Opposition leader Bill Shorten rejected the plebiscite as “a colossal waste of money and time.”

“Yet again the hopes of people who want to be able to marry the person they love have been dashed by a weak prime minister and the right wing of the Liberal Party,” Shorten said.

The PM said the postal vote was a way for the government to keep its election promise to Australians to allow a public vote on the issue.

“Strong leaders carry out their promises, weak leaders break them,” Turnbull told reporters.

The postal vote is expected to happen on 7 November.

Water-Misuse in Murray-Darling Basin

By Belinda Palmada

Monday night’s episode of Four Corners made serious allegations about mismanagement of the federal government’s Murray Darling Basin Plan.

The ABC program accuses some farmers in the Barwon-Darling valley had taken more water from the river than they were entitled to.

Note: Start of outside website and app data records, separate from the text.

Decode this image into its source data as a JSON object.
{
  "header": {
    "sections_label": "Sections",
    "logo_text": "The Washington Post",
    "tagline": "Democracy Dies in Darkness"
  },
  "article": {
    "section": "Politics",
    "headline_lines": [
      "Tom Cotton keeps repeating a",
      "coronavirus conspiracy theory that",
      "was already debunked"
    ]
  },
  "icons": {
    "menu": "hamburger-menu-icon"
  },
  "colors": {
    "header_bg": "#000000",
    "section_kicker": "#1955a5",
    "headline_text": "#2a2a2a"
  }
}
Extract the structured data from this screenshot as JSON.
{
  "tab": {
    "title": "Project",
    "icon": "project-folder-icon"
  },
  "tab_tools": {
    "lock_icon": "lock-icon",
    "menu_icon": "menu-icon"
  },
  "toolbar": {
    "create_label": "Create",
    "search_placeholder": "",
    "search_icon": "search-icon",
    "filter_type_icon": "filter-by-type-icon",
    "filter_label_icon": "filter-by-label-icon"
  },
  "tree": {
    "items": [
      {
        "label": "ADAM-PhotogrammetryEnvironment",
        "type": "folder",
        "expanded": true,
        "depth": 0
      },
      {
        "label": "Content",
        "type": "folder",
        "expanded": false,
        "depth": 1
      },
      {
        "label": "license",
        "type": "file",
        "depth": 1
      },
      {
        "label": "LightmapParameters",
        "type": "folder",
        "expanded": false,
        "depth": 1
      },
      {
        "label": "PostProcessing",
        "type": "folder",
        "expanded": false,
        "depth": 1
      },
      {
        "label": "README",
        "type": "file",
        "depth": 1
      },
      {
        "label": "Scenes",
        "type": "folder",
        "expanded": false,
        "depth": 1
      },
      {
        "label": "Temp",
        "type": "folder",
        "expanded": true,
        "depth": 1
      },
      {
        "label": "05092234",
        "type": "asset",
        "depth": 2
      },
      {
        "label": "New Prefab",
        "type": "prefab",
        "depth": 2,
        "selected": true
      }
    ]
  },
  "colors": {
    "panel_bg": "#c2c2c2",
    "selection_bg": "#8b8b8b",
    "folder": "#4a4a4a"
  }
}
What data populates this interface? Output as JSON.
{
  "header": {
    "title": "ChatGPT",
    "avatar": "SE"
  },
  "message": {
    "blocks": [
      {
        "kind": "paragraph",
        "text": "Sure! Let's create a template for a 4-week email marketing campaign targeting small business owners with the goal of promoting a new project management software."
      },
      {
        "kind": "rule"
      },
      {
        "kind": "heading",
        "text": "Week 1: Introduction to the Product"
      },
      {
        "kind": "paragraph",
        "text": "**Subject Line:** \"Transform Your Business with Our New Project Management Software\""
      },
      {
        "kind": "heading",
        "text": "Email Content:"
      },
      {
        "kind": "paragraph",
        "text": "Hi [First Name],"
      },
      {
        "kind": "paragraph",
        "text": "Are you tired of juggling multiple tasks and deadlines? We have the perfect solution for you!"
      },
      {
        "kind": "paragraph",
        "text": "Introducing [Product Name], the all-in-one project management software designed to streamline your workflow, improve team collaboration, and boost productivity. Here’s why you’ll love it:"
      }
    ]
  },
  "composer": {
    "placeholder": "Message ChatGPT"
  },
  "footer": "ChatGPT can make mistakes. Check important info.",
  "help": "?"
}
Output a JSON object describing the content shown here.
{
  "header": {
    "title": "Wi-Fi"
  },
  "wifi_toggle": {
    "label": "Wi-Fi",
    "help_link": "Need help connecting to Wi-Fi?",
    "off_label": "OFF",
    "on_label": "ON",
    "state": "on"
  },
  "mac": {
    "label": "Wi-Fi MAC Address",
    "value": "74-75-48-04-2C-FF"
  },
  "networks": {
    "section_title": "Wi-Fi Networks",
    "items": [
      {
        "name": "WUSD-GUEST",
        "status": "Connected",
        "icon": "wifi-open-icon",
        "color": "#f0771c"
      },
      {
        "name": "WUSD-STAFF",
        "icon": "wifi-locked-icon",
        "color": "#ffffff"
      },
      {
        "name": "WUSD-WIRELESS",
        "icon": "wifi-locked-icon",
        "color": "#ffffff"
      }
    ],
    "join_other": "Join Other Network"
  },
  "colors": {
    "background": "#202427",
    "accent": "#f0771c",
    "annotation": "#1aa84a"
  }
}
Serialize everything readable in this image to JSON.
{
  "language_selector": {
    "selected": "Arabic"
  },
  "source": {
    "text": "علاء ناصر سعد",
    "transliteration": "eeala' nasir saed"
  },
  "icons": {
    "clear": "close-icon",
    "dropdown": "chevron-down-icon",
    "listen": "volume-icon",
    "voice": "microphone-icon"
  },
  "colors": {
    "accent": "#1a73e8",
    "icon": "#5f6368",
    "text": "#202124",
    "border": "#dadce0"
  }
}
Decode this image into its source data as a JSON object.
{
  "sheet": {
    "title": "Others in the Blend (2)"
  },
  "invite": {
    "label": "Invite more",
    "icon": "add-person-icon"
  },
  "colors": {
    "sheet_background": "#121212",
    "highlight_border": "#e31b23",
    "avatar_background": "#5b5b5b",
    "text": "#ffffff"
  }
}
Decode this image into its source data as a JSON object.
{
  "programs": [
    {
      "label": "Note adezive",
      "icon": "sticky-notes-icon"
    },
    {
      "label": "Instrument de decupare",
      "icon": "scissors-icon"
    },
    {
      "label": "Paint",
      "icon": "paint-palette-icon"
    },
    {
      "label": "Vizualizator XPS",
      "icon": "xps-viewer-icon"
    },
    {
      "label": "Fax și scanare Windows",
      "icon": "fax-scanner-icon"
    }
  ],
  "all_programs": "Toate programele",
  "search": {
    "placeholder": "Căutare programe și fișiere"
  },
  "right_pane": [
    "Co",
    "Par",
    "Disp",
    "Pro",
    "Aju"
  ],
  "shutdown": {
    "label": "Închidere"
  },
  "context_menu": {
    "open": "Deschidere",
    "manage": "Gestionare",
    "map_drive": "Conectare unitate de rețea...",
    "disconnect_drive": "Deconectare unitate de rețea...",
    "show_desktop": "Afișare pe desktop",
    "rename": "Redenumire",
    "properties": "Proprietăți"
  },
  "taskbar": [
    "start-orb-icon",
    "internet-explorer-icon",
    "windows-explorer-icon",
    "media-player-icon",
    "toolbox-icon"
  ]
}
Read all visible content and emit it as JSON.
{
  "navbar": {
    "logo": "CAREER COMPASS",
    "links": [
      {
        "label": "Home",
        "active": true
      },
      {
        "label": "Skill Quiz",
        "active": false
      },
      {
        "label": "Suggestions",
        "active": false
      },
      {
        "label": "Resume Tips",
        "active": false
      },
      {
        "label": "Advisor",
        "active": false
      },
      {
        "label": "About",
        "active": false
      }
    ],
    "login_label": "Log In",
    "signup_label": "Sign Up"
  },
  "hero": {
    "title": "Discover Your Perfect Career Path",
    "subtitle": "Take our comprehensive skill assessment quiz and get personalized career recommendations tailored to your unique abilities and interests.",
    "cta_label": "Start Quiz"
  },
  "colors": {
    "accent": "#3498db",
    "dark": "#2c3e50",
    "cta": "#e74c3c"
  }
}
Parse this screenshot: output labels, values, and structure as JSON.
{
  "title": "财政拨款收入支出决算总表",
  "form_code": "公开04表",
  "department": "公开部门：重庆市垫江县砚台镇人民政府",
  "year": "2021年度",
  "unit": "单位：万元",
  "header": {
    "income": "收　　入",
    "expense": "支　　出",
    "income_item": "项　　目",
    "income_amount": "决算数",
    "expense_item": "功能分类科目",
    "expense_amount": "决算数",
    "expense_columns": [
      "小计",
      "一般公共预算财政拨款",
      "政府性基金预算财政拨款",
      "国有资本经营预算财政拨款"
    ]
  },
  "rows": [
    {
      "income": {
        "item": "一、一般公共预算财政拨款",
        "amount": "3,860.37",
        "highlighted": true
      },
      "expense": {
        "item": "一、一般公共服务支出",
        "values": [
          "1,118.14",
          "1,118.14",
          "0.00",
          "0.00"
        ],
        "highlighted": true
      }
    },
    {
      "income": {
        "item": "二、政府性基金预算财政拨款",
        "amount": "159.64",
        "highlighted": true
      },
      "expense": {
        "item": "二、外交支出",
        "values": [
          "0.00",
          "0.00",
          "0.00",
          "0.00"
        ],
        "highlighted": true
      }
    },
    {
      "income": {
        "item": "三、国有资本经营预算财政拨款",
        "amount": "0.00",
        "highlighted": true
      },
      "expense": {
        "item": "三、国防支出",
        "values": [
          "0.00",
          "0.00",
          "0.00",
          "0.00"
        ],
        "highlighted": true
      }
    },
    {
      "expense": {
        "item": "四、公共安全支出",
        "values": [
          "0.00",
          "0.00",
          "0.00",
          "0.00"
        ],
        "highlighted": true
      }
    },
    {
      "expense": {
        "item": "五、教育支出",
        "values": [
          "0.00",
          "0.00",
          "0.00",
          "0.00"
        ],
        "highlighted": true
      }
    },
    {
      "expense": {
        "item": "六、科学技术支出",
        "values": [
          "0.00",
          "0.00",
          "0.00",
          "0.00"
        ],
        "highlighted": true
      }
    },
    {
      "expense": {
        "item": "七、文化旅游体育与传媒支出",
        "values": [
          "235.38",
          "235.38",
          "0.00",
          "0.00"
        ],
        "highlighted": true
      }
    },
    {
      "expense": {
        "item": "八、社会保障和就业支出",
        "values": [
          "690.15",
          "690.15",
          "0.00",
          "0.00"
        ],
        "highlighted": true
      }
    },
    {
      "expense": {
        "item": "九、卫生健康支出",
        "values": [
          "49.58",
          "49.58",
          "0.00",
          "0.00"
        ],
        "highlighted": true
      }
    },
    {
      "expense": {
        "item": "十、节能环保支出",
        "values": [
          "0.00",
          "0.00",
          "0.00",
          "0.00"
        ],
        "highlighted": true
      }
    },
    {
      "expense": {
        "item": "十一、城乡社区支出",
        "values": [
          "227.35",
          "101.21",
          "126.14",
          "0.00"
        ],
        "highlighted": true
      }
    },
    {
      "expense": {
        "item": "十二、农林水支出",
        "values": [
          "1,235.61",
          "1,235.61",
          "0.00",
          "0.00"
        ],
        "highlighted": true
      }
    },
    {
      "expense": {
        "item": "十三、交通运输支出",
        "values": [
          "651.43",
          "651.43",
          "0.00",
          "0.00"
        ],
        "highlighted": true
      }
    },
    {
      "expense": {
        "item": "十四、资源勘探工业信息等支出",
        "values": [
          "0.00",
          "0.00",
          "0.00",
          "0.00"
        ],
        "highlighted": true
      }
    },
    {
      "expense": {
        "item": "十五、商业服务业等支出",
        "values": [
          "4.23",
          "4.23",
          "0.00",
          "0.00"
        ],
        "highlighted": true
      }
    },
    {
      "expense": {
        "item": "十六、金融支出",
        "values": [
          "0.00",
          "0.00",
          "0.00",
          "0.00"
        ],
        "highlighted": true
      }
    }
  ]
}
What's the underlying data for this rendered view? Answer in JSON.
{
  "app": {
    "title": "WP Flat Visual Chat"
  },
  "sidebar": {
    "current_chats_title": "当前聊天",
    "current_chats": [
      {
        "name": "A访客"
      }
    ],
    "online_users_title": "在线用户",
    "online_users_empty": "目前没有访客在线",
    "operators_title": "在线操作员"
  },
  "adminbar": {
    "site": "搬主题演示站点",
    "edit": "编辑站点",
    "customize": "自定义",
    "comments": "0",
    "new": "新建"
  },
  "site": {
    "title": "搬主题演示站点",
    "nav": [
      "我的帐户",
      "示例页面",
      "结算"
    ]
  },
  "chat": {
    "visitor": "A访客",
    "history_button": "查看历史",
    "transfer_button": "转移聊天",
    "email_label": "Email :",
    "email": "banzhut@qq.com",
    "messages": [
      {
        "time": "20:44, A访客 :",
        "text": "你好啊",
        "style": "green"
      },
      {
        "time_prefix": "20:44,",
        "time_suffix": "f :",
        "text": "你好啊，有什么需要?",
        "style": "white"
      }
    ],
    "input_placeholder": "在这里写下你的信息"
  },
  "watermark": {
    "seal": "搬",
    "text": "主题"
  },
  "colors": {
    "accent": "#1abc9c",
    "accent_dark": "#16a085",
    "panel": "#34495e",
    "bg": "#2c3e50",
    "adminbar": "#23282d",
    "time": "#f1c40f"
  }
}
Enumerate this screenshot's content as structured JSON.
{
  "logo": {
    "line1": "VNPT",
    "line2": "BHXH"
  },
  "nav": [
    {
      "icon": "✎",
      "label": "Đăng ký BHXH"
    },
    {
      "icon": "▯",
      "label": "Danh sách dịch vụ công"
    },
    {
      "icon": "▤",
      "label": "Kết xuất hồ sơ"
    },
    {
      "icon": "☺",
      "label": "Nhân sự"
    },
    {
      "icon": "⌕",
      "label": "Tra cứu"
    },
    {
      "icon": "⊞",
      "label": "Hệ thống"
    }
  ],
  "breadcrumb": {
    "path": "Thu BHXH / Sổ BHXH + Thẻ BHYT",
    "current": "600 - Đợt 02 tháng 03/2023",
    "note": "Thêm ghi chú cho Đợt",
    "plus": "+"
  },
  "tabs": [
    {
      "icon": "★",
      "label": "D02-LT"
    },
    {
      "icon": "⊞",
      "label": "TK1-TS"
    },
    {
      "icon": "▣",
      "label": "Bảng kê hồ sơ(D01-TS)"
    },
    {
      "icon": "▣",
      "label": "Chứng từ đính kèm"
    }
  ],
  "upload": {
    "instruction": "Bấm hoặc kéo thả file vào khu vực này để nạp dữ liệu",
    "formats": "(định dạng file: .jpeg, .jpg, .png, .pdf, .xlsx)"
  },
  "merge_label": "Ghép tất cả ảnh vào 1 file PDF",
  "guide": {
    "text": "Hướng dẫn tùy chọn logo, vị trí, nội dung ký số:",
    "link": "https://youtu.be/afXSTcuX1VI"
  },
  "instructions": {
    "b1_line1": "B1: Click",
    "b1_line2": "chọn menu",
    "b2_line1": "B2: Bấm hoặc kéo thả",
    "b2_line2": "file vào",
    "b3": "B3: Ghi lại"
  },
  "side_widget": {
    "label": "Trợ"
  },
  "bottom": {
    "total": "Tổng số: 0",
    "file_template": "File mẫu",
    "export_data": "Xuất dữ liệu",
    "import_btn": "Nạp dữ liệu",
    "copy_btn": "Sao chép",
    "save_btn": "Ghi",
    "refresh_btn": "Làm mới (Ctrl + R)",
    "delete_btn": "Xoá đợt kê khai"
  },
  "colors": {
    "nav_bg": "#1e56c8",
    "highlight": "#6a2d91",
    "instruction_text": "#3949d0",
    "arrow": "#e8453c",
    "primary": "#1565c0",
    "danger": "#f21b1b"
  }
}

Stretching from Queensland to South Australia, billions of dollars in tax payers’ money has been poured into rescuing the rivers and streams of the Murray-Darling Basin to save it from environmental collapse.

“The water was purchased with Australian taxpayers’ money to go to the environment.” Said Sue Higginson, CEO of Environmental Defenders Offices of Australia

The investigation show also highlighted that meters had been tampered with, masking the amount of water pumped into some farm dams in the region.

Water Minister Barnaby Joyce says allegations of “water theft” are a serious concern, but the Commonwealth will not step in to investigate.

“That is a public interest matter that is a public interest consideration.” Said Ms Higginson

The Murray-Darling Basin Plan was signed back in 2012 by then-prime minister Julia Gillard when the Commonwealth reached an accord with each of the Basin states: Queensland, New South Wales, Victoria, South Australia and the Australian Capital Territory.

NSW Premier Gladys Berejiklian said the State Government remained committed to the Murray-Darling Basin Plan.

“We support the Murray-Darling Basin plan. That’s something we supported strongly at the time and the Minister for Primary Industries says he will investigate those issues that were raised.”